=== Section Start ===
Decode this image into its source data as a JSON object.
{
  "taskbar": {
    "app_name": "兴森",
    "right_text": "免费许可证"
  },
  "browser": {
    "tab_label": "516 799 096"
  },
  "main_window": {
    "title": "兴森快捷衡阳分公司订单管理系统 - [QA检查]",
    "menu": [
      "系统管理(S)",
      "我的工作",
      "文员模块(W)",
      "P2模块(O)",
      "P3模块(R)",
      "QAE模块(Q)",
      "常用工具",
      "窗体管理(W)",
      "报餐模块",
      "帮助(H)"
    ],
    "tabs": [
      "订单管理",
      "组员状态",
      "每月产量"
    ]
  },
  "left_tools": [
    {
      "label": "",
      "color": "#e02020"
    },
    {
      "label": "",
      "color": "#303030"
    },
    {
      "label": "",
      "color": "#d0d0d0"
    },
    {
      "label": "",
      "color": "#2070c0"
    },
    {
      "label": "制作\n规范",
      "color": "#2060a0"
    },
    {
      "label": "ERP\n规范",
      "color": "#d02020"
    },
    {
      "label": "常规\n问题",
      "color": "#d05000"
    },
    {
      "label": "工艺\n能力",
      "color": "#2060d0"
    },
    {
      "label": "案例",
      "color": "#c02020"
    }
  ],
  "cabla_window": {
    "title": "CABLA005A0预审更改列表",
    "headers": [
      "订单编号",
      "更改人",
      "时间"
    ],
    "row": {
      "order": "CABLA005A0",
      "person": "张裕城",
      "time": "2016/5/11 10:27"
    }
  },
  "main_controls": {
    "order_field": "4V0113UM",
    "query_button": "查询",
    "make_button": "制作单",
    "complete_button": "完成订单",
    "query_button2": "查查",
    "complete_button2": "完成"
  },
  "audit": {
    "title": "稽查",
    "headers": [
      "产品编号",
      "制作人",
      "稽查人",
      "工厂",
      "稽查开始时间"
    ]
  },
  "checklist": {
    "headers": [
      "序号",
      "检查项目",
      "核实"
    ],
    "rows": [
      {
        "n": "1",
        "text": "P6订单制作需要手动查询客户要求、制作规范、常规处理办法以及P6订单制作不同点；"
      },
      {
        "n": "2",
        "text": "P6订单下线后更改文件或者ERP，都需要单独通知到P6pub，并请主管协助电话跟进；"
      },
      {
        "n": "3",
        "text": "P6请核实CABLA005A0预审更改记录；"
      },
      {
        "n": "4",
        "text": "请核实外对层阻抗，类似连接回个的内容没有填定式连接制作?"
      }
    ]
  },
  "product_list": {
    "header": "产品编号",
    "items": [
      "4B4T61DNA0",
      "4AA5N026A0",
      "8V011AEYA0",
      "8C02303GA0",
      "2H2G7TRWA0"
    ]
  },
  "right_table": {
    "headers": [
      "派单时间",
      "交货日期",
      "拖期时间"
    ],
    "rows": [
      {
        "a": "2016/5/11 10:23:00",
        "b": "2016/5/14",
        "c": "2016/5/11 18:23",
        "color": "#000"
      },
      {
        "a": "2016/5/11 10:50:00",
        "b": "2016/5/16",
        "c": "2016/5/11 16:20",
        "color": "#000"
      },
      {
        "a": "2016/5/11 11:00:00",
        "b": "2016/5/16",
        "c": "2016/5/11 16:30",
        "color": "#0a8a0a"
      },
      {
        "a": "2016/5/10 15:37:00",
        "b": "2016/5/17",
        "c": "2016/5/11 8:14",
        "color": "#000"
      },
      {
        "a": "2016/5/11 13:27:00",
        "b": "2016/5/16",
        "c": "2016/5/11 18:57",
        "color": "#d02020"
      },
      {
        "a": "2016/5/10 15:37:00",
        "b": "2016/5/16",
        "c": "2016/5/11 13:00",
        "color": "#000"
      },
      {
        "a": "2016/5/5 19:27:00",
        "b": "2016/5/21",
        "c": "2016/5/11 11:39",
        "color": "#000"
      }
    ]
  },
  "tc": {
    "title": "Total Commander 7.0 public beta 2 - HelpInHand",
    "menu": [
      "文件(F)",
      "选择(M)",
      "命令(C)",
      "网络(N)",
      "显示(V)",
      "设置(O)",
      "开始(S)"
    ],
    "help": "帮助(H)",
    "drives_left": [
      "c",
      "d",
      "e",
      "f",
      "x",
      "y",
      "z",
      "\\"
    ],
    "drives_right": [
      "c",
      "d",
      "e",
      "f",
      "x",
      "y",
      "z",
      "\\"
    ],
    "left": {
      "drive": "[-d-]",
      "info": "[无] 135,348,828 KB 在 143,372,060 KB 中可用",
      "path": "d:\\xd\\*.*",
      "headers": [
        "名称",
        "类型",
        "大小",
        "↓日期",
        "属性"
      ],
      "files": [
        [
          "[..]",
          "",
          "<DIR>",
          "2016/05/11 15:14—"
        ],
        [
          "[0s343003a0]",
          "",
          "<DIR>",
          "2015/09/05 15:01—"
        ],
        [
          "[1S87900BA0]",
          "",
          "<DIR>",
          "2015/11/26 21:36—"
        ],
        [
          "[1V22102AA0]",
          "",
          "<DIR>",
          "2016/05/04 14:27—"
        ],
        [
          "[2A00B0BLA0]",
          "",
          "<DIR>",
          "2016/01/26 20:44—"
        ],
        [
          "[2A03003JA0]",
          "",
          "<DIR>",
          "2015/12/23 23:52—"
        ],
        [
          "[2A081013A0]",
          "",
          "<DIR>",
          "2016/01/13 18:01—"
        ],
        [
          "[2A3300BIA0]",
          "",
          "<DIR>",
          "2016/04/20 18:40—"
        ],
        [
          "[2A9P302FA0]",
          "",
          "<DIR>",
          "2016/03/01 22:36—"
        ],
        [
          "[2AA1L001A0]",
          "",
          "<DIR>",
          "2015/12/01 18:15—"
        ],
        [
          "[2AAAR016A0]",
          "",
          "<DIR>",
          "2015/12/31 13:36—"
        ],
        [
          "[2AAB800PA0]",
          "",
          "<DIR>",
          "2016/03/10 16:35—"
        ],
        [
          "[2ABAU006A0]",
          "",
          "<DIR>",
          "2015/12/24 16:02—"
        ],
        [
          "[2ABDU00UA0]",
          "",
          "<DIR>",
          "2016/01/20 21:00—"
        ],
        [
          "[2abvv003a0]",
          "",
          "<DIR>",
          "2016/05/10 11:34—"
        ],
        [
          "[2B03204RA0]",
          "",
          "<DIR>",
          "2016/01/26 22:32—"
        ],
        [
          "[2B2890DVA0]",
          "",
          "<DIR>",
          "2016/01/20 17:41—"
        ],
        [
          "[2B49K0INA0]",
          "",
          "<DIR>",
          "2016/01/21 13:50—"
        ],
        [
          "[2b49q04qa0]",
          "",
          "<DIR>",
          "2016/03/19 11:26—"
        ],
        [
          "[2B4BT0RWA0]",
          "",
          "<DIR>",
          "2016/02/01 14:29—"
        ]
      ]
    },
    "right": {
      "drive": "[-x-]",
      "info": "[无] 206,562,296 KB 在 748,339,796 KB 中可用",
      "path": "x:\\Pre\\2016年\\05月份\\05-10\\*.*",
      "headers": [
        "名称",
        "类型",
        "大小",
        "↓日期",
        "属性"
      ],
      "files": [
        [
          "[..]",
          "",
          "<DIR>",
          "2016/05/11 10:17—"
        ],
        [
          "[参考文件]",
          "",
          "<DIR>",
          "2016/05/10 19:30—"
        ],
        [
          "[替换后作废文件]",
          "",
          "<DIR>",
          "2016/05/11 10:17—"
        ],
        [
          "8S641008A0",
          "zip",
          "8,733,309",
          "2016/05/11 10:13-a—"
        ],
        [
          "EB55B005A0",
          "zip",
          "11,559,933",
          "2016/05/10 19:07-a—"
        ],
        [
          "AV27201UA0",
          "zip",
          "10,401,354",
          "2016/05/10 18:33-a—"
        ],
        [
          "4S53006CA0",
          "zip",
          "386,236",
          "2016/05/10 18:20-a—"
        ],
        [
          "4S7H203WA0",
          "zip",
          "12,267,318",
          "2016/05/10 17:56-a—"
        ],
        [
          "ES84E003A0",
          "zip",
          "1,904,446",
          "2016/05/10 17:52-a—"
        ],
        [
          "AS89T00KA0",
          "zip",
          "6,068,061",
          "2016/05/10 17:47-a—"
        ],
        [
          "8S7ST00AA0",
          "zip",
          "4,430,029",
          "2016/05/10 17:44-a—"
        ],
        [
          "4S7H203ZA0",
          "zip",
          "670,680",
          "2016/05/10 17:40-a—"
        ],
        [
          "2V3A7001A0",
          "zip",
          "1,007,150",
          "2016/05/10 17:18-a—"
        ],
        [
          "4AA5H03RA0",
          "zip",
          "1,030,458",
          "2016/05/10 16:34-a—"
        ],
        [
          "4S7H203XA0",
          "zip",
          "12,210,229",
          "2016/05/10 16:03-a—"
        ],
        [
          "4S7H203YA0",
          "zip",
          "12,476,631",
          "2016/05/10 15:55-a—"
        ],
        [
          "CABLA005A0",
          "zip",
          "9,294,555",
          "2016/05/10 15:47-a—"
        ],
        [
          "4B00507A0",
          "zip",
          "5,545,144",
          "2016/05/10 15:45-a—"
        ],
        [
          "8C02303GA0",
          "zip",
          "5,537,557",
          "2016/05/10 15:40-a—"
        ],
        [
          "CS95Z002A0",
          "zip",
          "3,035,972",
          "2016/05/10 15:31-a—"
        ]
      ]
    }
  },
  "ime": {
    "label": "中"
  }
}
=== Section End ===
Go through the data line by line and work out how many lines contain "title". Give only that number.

4